We have a Regulator D, eight-day clock with Roman numerals that hangs in our dining room. It’s from an old school house. It chimes on the hour and keeps rather good time (when I am careful to make the right adjustments, and dutiful in keeping it wound). However, from time to time I forget to wind it, and it needs to be reset. That’s easily enough done. Just open the face of the clock and gently move the minute hand forward through the hours until the current time is reached, always being careful to pause at 12 o’clock to allow each hour to be struck in succession. It is extremely important that the hands be moved forward, even if that means slowly moving them through all of the past hours to get to the present moment. To move them backwards could easily damage the clock’s mechanism.
The face of the clock is worn. It gives ample evidence that I’m not the first to reset the clock by sweeping the minute hand on its appointed round. My mother did it before me, and my father before her. (He was the one who bought the clock many years ago: through a magazine ad as I recall.) Before him uncounted and unknown school teachers, or perhaps the students of those teachers (if they were very good) set the time in their time. And who will set it next? We each move the hands forward in our own time, for our own time.
Einstein proved that time is real; it is, in a sense, a thing. It is an integral part of the created order. Einstein demonstrated what the faithful had intuited. To understand that time is not just an artifice of human thought, is to understand that creation itself is not a fixed “thing.” This, in turn, suggests that instead of referring to “the created order” a better expression would be “the creating order” as the process of creation is ongoing. Time then is, itself, part of, and plays its role in, the unfolding created order.
Time passes. Who will wind the clock? Who will set its hands? For it will be wound and its hands will be set, for it measures that which is real.
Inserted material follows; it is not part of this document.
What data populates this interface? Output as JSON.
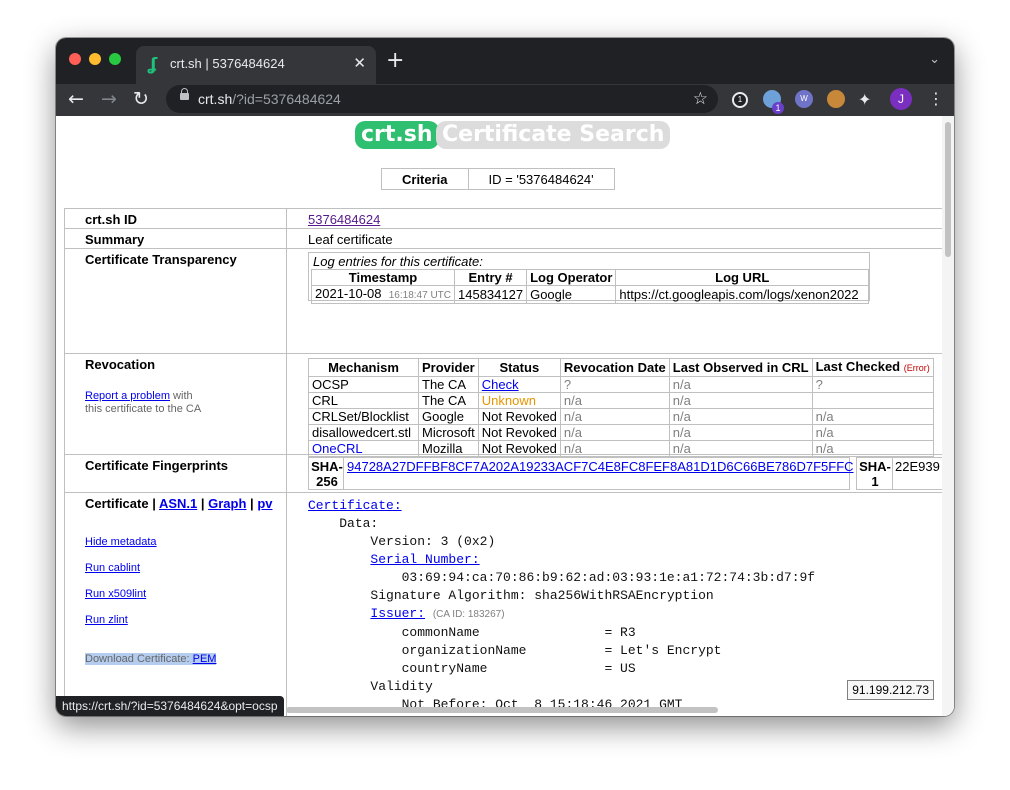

We, whose turn it is now to move those hands to keep the time, in our time, for our time, can not, and should not, attempt to control those whose turn will come in their time, to mark the time. Yet it is our duty, it is our privilege, to do all in our power to be as certain as possible that the time we pass on is as accurate to the truth as we can possibly make it. For the gift of time that we have received will soon be theirs to treasure, and in their turn, to hand on.